When you meet with your surgeon to discuss your operation, you will be asked to sign a “consent” document for surgery. That document should list the planned operation and the name of the doctor who will be performing the operation. All of this will be a small part of a long document with a lot of legal language, basically saying that by signing the paper, you agree that you know all about the risks and benefits of the operation, and accept the risks. Both you and your doctor need to sign this document before you can go to the operating room.
The reality, of course, is that truly informed consent means much more than signing your name to a piece of paper saying that the risks and benefits of the operation have been explained to you. The consent document is just one step in the informed consent process, and it’s far from the most important one.
Informed consent means that:
- You and your surgeon talk about the risks and benefits of your operation
- You have a chance to ask questions
- Together you and your surgeon agree on a course of action.
Different people may want to know different amounts about their operation, but it’s important that you have a chance to have your questions answered to your, and your family’s, satisfaction. Signing the informed consent form means that you agree that you had that conversation – it doesn’t take the place of it.
Here are some key questions to ask your surgeon before you sign the informed consent document.
Ask your surgeon if there are other operations, or even nonsurgical options, to treat your condition. You might also ask whether there are other physicians who offer treatments that your surgeon doesn’t. No one will be upset with you for asking these questions – it’s your right to be fully informed of all your options before you sign on to have an operation.

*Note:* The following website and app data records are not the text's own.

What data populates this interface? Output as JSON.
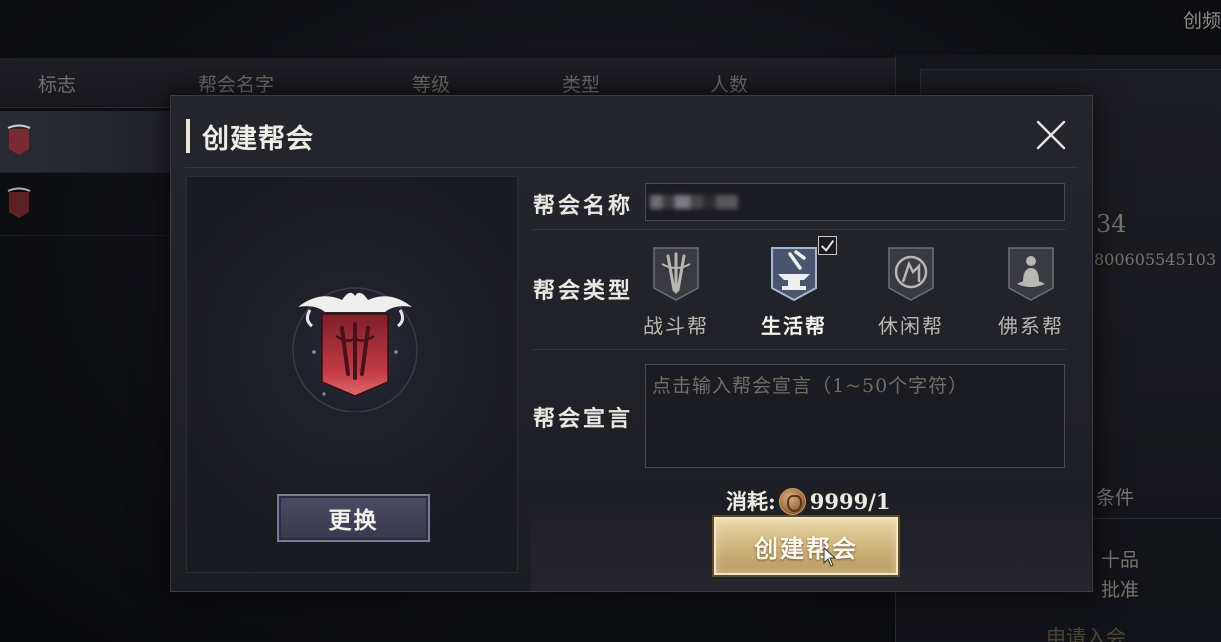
{
  "background": {
    "corner_text": "创频",
    "columns": [
      "标志",
      "帮会名字",
      "等级",
      "类型",
      "人数"
    ],
    "right_number": "34",
    "right_id": "800605545103",
    "right_condition": "条件",
    "right_grade": "十品",
    "right_approve": "批准",
    "right_apply": "申请入会"
  },
  "dialog": {
    "title": "创建帮会",
    "swap_label": "更换",
    "name_label": "帮会名称",
    "name_value": "",
    "type_label": "帮会类型",
    "types": [
      {
        "label": "战斗帮",
        "icon": "swords-icon",
        "selected": false
      },
      {
        "label": "生活帮",
        "icon": "anvil-icon",
        "selected": true
      },
      {
        "label": "休闲帮",
        "icon": "leisure-icon",
        "selected": false
      },
      {
        "label": "佛系帮",
        "icon": "meditation-icon",
        "selected": false
      }
    ],
    "declaration_label": "帮会宣言",
    "declaration_placeholder": "点击输入帮会宣言（1~50个字符）",
    "cost_label": "消耗:",
    "cost_value": "9999/1",
    "create_label": "创建帮会"
  },
  "colors": {
    "gold_button": "#cdb27a",
    "swap_button": "#44455c",
    "emblem_red": "#b2303c"
  }
}
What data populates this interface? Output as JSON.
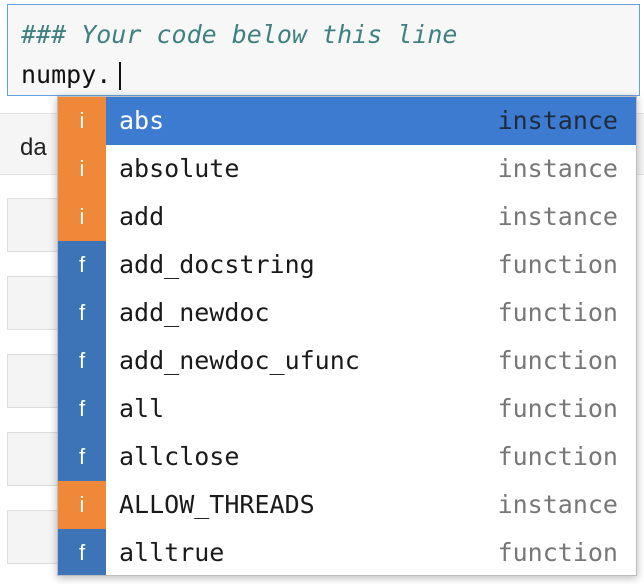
{
  "editor": {
    "comment_line": "### Your code below this line",
    "code_line": "numpy."
  },
  "background": {
    "partial_text": "da"
  },
  "colors": {
    "instance_badge": "#f0883a",
    "function_badge": "#3d74b8",
    "active_row": "#3d7bd1"
  },
  "completer": {
    "items": [
      {
        "badge": "i",
        "label": "abs",
        "type": "instance",
        "kind": "instance",
        "active": true
      },
      {
        "badge": "i",
        "label": "absolute",
        "type": "instance",
        "kind": "instance",
        "active": false
      },
      {
        "badge": "i",
        "label": "add",
        "type": "instance",
        "kind": "instance",
        "active": false
      },
      {
        "badge": "f",
        "label": "add_docstring",
        "type": "function",
        "kind": "function",
        "active": false
      },
      {
        "badge": "f",
        "label": "add_newdoc",
        "type": "function",
        "kind": "function",
        "active": false
      },
      {
        "badge": "f",
        "label": "add_newdoc_ufunc",
        "type": "function",
        "kind": "function",
        "active": false
      },
      {
        "badge": "f",
        "label": "all",
        "type": "function",
        "kind": "function",
        "active": false
      },
      {
        "badge": "f",
        "label": "allclose",
        "type": "function",
        "kind": "function",
        "active": false
      },
      {
        "badge": "i",
        "label": "ALLOW_THREADS",
        "type": "instance",
        "kind": "instance",
        "active": false
      },
      {
        "badge": "f",
        "label": "alltrue",
        "type": "function",
        "kind": "function",
        "active": false
      }
    ]
  }
}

It’s not possible to list every single bad thing that can happen as the result of an operation, but your surgeon should discuss the most common and the most serious complications associated with your operation. Some operations have complication rates of 20% or higher, and you should be prepared for the possibility that things could go wrong after surgery. Nobody, least of all you or your surgeon, wants a complication to come as a complete surprise.
To weigh the risks of surgery, you need a real understanding of what you stand to gain by having an operation. How effective is the operation at treating your condition? What level of function can you expect to regain? What will the recovery time be?
Many informed consent documents include consent to receive blood products from blood donors if necessary. Obviously, the chance that a blood transfusion will be needed during an operation varies tremendously, depending on the operation, and is almost always extremely low. However, blood product transfusions have their own risks and benefits, and you should go through the informed consent process for this as well.
When the time comes to sign the consent form, be certain that it says what you think it should: If you are having an operation on one side of your body, the consent should include the worlds LEFT or RIGHT in big letters. The procedure listed should be the one you and your surgeon discussed. And your surgeon’s name should be listed as the person performing the procedure. Checking these details is all part of your being an engaged advocate for your own healthcare.
Finally, if the patient can’t provide consent on their own, that responsibility goes to the designated healthcare proxy. Generally, that means the parents of minors, spouses, or parents, adult children, or siblings of unmarried patients. It’s important to be sure that your family understands your wishes for healthcare, in case they are ever called upon to provide consent for you. But that’s a topic for another post.
Remember, signing the informed consent document doesn’t mean that you don’t get to ask more questions, or that you can’t change your mind about having an operation. You should always feel comfortable asking your surgical team any questions that you have, right up until you roll into the operating room.
This story originally appeared in the Health Dialog Care Compass Blog.